Ms Preiser was really flabbergasted: Never in all her life had she seen such a massive manhole cover!
And anyway, the cobblestones in Brawaville were the biggest she had ever come across! Well, joke aside.
Looking for miniature pavement sheets at our local model railway dealer, we
eventually bought the BRAWA set art.no.
2805. At home we read on the package that we had allegedly purchased cobblestone sheets - can you imagine
The package (see-through plastic bag with cardboard strip) doesn’t provide you with much information, but allows you at least to see the product before purchase. We don’t know why the sheets were pretty bent; maybe it was the result of the bag hanging on a presentation hook for a longer time. Nevertheless, gluing them to a wooden board (diorama or model railway layout) won’t cause bigger problems thanks to the sheet being very thin.
But, using the
BRAWA cobblestone sheet, would a street in the historic centre of a town or city really look as authentic and
medieval as desired by the modeller (and the councillors of the miniature urban area)? Apart from the fact that
the cobblestones look rather like big modern paving slabs, alas, they are identically shaped and perfectly arranged
BRAWA recommends in the leaflet (we have translated the German text): ‘The application of dark grey paint which is being removed with a damp cloth immediately will increase the realistic appearance [of the cobblestones, editor’s note]’. At least, depending on the lighting situation, the paving looks three-dimensional even without the suggested treatment. But compared to real cobblestones, the miniature stones can’t be called ‘true to scale’ by any means because of their huge size.
When we have to judge on the originality of the tested product, the cobblestone sheets don’t score big either because every
major manufacturer of model railway accessories has got paving solutions in their product range.
Let’s have a closer look at the manhole cover which can be found once on each of the two sheets. Its real size would be 90 cm (approx. 3 ft), as if it had to guide monsoon rainfall into the urban sewerage system regularly. Apart from that, its big slots would present an extreme danger to Preiser children on their way to school.
By the way, the few burrs near the manhole cover (see our first photo) as well as on the back of the sheets can be easily removed with a sharp knife and some sanding paper.
The colour quality of the plastic is very good. Its light grey colour is an ideal base for further treatment
with some paint (e.g.
weathering) by the ambitious modeller.
As we had intended when purchasing the BRAWA sheets, we will use them to
reproduce a realistic, contemporary city pavement. Who wants to create a historical atmosphere on a diorama or model railway layout
get much satisfaction from the tested product.

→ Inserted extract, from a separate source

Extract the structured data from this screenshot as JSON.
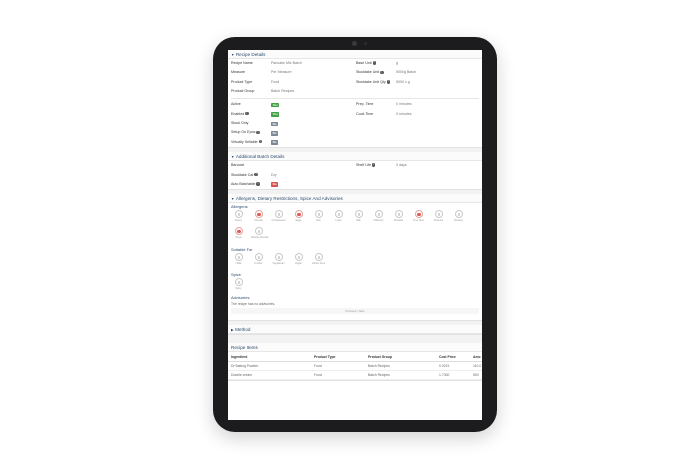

At least the cobblestone paving sheets are very reasonably priced:
Our local model railway dealer asked for EUR 3.20 (purchase: Sept. 2006); in reality the cobbled area would have
an overall size of 227 square metres.
|'First impression' (15)||9|
|Closeness to reality (15)||6|
|Wealth of detail (15)||6|
|Fineness of detail (15)||9|
|Closeness to scale (15)||6|
|Condition of all parts (15)||12|
|Quality of colours, prints or painting (15)||15|
*Find out more about the test criteria for modelling